simulate this circuit – Schematic created using CircuitLab
A charged capacitor is always trying to discharge itself and will do so whenever the circuit it is part of permits current to flow between its two plates.
An analogy would be a stretched rubber band. It will spring back to its relaxed state whenever it is released from whatever is keeping it stretched.
More specifically, a capacitor discharges whenever the voltage in the circuit the capacitor is part of has a smaller magnitude than the voltage stored on the capacitor. So in the circuit above if the voltage across the capacitor is greater than the voltage of the voltage source, Vs, the capacitor will discharge through the resistor, R, until the voltage across the capacitor equals the voltage supplied by Vs. At that point current will stop flowing through R, as there is no voltage difference across it.
If Vs is greater than the capacitor voltage then current will flow through R charging the capacitor until the capacitor voltage is equal to Vs. Again, current will then stop flowing.

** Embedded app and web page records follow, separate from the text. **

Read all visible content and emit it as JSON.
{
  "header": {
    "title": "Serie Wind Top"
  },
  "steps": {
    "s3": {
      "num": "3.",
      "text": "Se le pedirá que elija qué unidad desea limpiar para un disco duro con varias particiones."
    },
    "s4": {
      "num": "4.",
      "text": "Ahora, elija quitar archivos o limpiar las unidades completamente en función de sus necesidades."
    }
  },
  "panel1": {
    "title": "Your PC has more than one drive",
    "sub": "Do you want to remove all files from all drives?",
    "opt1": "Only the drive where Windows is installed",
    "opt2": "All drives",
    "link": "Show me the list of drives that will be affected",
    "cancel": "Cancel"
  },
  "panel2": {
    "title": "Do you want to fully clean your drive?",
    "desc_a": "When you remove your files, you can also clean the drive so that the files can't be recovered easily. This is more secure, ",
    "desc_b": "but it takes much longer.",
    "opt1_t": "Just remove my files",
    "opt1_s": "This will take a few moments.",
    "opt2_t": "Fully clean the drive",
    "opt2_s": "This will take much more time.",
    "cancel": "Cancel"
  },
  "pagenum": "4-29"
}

The answer by pjc50 links to the equations needed to calculate how long this takes.